--- DESCRIPTION OF THE TASK ---
Which lines of the listing hold the string "Lorem"? Copy those lines.

Top of LISTED ENTRIES

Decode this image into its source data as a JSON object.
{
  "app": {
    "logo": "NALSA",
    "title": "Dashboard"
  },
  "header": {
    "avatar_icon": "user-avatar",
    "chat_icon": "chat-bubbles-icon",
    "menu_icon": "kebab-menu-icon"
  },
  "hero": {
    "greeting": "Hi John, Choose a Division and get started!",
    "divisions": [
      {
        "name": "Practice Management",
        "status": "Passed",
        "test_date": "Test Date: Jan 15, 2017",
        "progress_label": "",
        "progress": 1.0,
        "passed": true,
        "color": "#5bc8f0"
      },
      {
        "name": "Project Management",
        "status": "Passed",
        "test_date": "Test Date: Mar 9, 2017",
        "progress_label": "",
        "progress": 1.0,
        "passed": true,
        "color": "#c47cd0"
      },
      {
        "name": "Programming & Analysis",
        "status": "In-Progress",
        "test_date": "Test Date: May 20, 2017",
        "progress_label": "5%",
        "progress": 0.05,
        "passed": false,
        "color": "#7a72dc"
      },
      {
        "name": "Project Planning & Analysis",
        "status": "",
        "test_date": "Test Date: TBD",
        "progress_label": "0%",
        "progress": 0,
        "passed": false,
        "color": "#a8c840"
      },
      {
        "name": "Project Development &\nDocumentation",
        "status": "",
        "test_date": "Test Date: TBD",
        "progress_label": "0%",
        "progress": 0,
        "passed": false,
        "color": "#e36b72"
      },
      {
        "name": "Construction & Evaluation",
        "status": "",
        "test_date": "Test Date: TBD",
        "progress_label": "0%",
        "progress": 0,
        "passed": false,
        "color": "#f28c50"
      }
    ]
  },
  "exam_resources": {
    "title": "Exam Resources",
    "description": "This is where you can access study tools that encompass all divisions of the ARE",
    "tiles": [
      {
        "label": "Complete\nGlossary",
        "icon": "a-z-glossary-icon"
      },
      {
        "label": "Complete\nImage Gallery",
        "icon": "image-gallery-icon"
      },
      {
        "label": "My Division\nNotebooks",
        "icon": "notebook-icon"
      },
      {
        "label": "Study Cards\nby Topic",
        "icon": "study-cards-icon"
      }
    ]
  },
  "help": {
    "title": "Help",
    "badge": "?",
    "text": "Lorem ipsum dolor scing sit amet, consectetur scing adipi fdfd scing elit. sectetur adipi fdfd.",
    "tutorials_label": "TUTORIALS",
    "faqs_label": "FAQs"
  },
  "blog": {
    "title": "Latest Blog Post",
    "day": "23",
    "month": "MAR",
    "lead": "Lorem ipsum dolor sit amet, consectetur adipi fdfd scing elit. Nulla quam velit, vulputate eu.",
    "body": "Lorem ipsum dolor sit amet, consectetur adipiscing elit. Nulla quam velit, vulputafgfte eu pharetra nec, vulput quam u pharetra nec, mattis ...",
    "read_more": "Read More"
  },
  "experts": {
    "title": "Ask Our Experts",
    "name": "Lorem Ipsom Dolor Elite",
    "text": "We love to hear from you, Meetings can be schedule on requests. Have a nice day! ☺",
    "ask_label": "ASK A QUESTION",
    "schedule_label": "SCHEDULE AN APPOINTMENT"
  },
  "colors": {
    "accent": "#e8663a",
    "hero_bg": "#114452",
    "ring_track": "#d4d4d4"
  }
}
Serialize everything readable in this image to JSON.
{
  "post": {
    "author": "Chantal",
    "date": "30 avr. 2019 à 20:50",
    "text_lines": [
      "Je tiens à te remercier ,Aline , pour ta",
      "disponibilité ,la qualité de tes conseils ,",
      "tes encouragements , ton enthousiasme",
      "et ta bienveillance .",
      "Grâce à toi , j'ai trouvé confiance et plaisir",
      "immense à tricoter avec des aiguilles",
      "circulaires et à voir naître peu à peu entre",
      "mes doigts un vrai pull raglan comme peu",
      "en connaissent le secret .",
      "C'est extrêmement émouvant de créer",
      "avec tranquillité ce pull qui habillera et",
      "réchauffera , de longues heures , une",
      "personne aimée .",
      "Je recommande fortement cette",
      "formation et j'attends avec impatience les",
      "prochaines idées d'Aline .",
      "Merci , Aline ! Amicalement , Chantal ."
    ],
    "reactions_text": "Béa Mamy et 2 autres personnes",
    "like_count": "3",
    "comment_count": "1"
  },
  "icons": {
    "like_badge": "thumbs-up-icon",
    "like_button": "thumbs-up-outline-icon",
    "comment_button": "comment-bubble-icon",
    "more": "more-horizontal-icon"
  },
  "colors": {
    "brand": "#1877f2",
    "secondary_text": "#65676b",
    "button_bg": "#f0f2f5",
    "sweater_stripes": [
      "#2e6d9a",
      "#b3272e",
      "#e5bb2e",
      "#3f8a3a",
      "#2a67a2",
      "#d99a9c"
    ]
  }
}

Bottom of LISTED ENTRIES

--- SOLUTION TO THIS PROBLEM ---
    "text": "Lorem ipsum dolor scing sit amet, consectetur scing adipi fdfd scing elit. sectetur adipi fdfd.",
    "lead": "Lorem ipsum dolor sit amet, consectetur adipi fdfd scing elit. Nulla quam velit, vulputate eu.",
    "body": "Lorem ipsum dolor sit amet, consectetur adipiscing elit. Nulla quam velit, vulputafgfte eu pharetra nec, vulput quam u pharetra nec, mattis ...",
    "name": "Lorem Ipsom Dolor Elite",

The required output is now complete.